One necessity in high demand has been sugar.
A staple that can be stored for years, sugar is used by many families to make jams out of fresh fruits and berries in what Sonin described as a sort of national sport. The price of sugar jumped by as much as 37 percent in some areas and an average of 14 percent nationwide in the week ending March 18, after a 13 percent hike the previous week, according to Russian government statistics that might understate the increases.
In response, Russia has banned sugar exports and is investigating producers for possible “unjustified” shortages. A top government official publicly declared this month that there was no risk of food shortages and told Russians “it is not worth driving up artificial demand with purchases for the future.”
In one video that went viral, a grocery store worker recorded what happens when a grocery cart full of bags of sugar is rolled into a store and customers, largely elderly people, fight over them.
“I think right now people are preparing for a very long haul,” Skripko said of his friends still in Russia. “It makes perfect sense to buy what you can buy for the rubles that you have now because you’re not going to have more rubles going forward, but prices are going to be higher.”
Miller, the Tufts Russia expert, said he’s not expecting major shortages of consumer goods. And Egor said he’s recently found grocery store shelves in Moscow stocked with food, even sugar, although at higher prices.
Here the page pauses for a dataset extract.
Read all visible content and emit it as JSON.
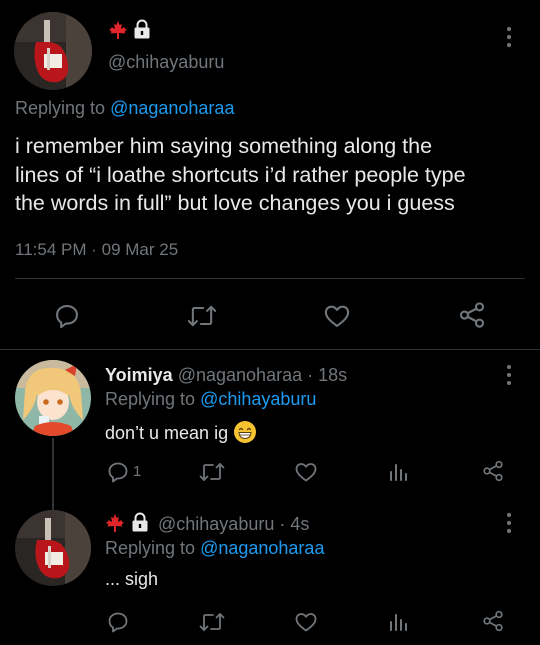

People continue to go to restaurants and try to live a normal life, he said, noting a majority of Russians still seem to support the war and believe Putin’s assurances that things will be OK. But those like Egor who don’t agree “are in a very gloomy mood, and that’s to put it mildly.”
His job depends on foreign companies and his work has dwindled to almost nothing. Nobody is hiring.
“The level of uncertainty is so high that no one actually knows what’s going to happen the next day,” he said.
Historically, Russian companies have tried not to lay off workers, preferring to cut hours and wages instead, Miller said. But it’s not clear how long some companies will be able to avoid job cuts if they can’t import essential products like semiconductors while facing high interest rates to borrow money to stay afloat, he said.
The IIF report said the war has accelerated the nation’s loss of highly skilled workers over the past decade, which picked up following the annexation of Crimea. The Russian Association for Electronic Communications estimated that 50,000 to 70,000 information technology workers have left the country since the invasion of Ukraine and 100,000 more could follow in April.
Battering the Russian economy like that is part of the goal of the sanctions, according to the Biden administration.
“We can’t predict exactly when or how this will change Putin’s calculus,” a senior administration official told reporters Thursday. “But what we can ensure is that this is going to be a failure; he’s going to emerge weaker, and we’re going to emerge stronger.”
Sonin said there’s no doubt the Russian economy is weaker. And while billionaire oligarchs can weather the loss of wealth from personal sanctions, others who have been sanctioned will be hit harder, such as less wealthy Russian Parliament members with foreign investments or properties.
“Their Miami apartment, their Barcelona villa, this might be half of their life earnings,” he said. “I don’t know how much sway they have over Putin, but they were certainly made unhappy.”
Still, Sonin said, the impact of sanctions is limited when dealing with an authoritarian leader like Putin.
“I think this is an imperfect strategy and a costly strategy,” Sonin said, noting the economic pain average Russians are facing and the difficulty of precisely targeting such measures. “Even if your sanctions are totally ideal, the best-targeted sanctions, this is still not a missile.”